Unemployment: 5.2% July 2019
Last update: 8 July 2019

OECD Observer Newsletter

Stay up-to-date with the latest news from the OECD by signing up for our e-newsletter :

Twitter feed

Subscribe now

<b>Subscribe now!</b>

To order your own paper editions,email Observer@OECD.org

Online edition
Previous editions

Don't miss

  • MCM logo
  • The following communiqué and Chair’s statement were issued at the close of the OECD Council Meeting at Ministerial level, this year presided by the Slovak Republic.
  • Food production will suffer some of the most immediate and brutal effects of climate change, with some regions of the world suffering far more than others. Only through unhindered global trade can we ensure that high-quality, nutritious food reaches those who need it most, Angel Gurría, Secretary-General of the OECD, and José Graziano da Silva, Director-General of the United Nations Food and Agriculture Organization, write in their latest Project Syndicate article. Read the article here.
  • Globalisation will continue and get stronger, and how to harness it is the great challenge, says OECD Secretary-General Gurría on Bloomberg TV. Watch the interview here.
  • OECD Secretary-General Angel Gurría with UN Secretary-General António Guterres at the 73rd Session of the UN General Assembly, in New York City.
  • The new OECD Observer Crossword, with Myles Mellor. Try it online!
  • Listen to the "Robots are coming for our jobs" episode of The Guardian's "Chips with Everything podcast", in which The Guardian’s economics editor, Larry Elliott, and Jeremy Wyatt, a professor of robotics and artificial intelligence at the University of Birmingham, and Jordan Erica Webber, freelance journalist, discuss the findings of the new OECD report "Automation, skills use and training". Listen here.
  • Do we really know the difference between right and wrong? Alison Taylor of BSR and Susan Hawley of Corruption Watch tell us why it matters to play by the rules. Watch the recording of our Facebook live interview here.
  • Has public decision-making been hijacked by a privileged few? Watch the recording of our Facebook live interview with Stav Shaffir, MK (Zionist Union) Chair of the Knesset Committee on Transparency here.
  • Can a nudge help us make more ethical decisions? Watch the recording of our Facebook live interview with Saugatto Datta, managing director at ideas42 here.
  • The fight against tax evasion is gaining further momentum as Barbados, Côte d’Ivoire, Jamaica, Malaysia, Panama and Tunisia signed the BEPS Multilateral Convention on 24 January, bringing the total number of signatories to 78. The Convention strengthens existing tax treaties and reduces opportunities for tax avoidance by multinational enterprises.
  • Globalisation’s many benefits have been unequally shared, and public policy has struggled to keep up with a rapidly-shifting world. The OECD is working alongside governments and international organisations to help improve and harness the gains while tackling the root causes of inequality, and ensuring a level playing field globally.

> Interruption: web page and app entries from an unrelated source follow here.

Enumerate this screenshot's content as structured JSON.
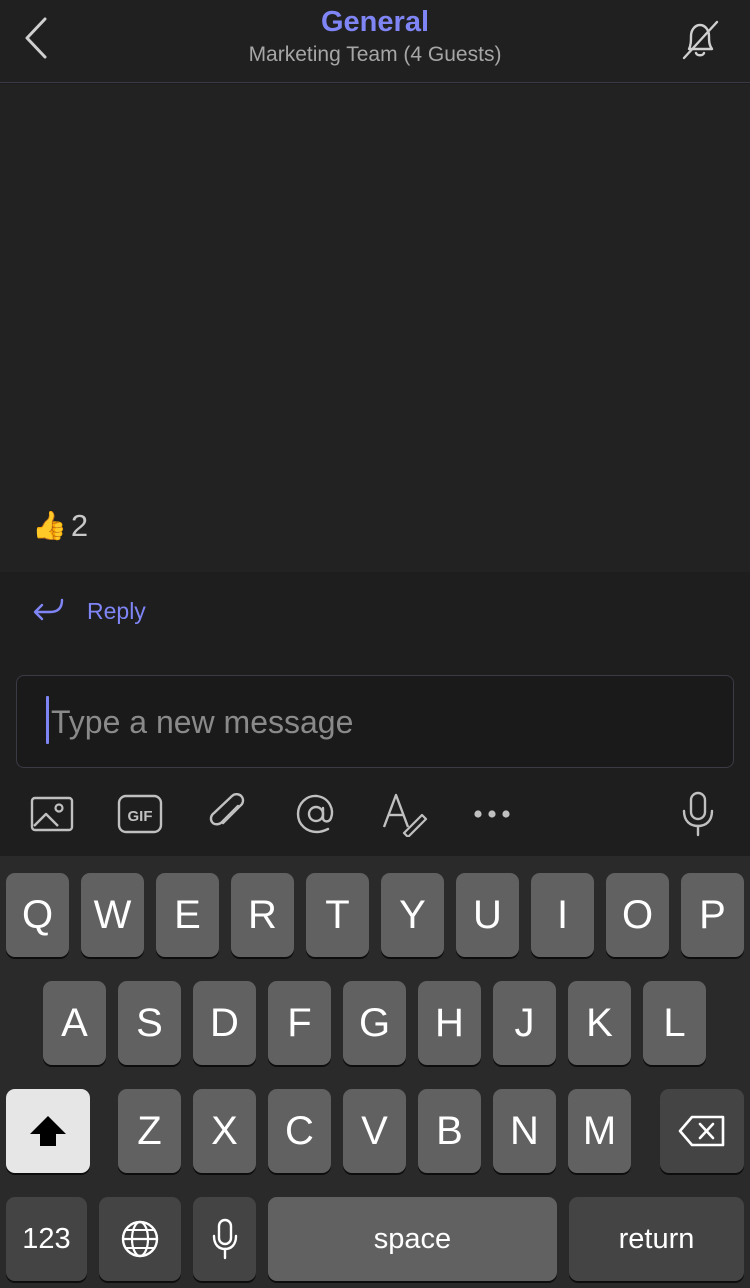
{
  "header": {
    "title": "General",
    "subtitle": "Marketing Team (4 Guests)",
    "back_icon": "chevron-left-icon",
    "mute_icon": "bell-off-icon"
  },
  "reaction": {
    "emoji": "👍",
    "count": "2"
  },
  "reply": {
    "label": "Reply",
    "icon": "reply-arrow-icon"
  },
  "composer": {
    "placeholder": "Type a new message",
    "value": ""
  },
  "toolbar": {
    "image_icon": "image-icon",
    "gif_label": "GIF",
    "attach_icon": "paperclip-icon",
    "mention_icon": "at-icon",
    "format_icon": "format-text-icon",
    "more_icon": "more-dots-icon",
    "mic_icon": "microphone-icon"
  },
  "keyboard": {
    "row1": [
      "Q",
      "W",
      "E",
      "R",
      "T",
      "Y",
      "U",
      "I",
      "O",
      "P"
    ],
    "row2": [
      "A",
      "S",
      "D",
      "F",
      "G",
      "H",
      "J",
      "K",
      "L"
    ],
    "row3": [
      "Z",
      "X",
      "C",
      "V",
      "B",
      "N",
      "M"
    ],
    "numbers_label": "123",
    "space_label": "space",
    "return_label": "return"
  },
  "colors": {
    "accent": "#7f85f5",
    "background": "#222222",
    "key": "#616161"
  }
}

Please watch.
  • Checking out the job situation with the OECD scoreboard of labour market performances: do you want to know how your country compares with neighbours and competitors on income levels or employment?
  • Trade is an important point of focus in today’s international economy. This video presents facts and statistics from OECD’s most recent publications on this topic.
  • The OECD Gender Initiative examines existing barriers to gender equality in education, employment, and entrepreneurship. The gender portal monitors the progress made by governments to promote gender equality in both OECD and non-OECD countries and provides good practices based on analytical tools and reliable data.
  • Interested in a career in Paris at the OECD? The OECD is a major international organisation, with a mission to build better policies for better lives. With our hub based in one of the world's global cities and offices across continents, find out more at www.oecd.org/careers .
  • Visit the OECD Gender Data Portal. Selected indicators shedding light on gender inequalities in education, employment and entrepreneurship.

Most Popular Articles

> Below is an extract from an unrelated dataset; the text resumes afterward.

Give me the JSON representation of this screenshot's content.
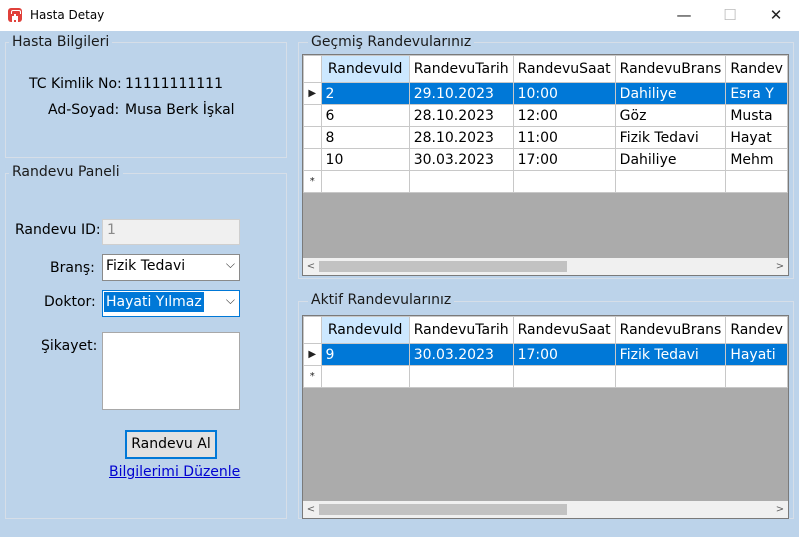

OECD Insights Blog

NOTE: All signed articles in the OECD Observer express the opinions of the authors
and do not necessarily represent the official views of OECD member countries.

All rights reserved. OECD 2019